_Exercise details_
Once more, print the records exactly as given.

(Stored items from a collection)
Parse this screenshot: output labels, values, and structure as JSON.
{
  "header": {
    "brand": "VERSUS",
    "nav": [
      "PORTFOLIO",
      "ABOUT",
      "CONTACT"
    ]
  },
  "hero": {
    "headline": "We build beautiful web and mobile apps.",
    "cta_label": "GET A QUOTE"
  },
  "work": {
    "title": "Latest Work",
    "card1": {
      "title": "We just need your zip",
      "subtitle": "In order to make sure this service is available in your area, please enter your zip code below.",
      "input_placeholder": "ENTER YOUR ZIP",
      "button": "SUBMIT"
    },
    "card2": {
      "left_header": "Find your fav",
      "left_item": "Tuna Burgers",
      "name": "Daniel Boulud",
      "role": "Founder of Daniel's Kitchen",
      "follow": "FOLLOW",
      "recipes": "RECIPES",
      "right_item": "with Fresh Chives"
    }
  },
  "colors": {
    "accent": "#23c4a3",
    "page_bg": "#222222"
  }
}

_Solved problem_
Parse this screenshot: output labels, values, and structure as JSON.
{
  "header": {
    "brand": "VERSUS",
    "nav": [
      "PORTFOLIO",
      "ABOUT",
      "CONTACT"
    ]
  },
  "hero": {
    "headline": "We build beautiful web and mobile apps.",
    "cta_label": "GET A QUOTE"
  },
  "work": {
    "title": "Latest Work",
    "card1": {
      "title": "We just need your zip",
      "subtitle": "In order to make sure this service is available in your area, please enter your zip code below.",
      "input_placeholder": "ENTER YOUR ZIP",
      "button": "SUBMIT"
    },
    "card2": {
      "left_header": "Find your fav",
      "left_item": "Tuna Burgers",
      "name": "Daniel Boulud",
      "role": "Founder of Daniel's Kitchen",
      "follow": "FOLLOW",
      "recipes": "RECIPES",
      "right_item": "with Fresh Chives"
    }
  },
  "colors": {
    "accent": "#23c4a3",
    "page_bg": "#222222"
  }
}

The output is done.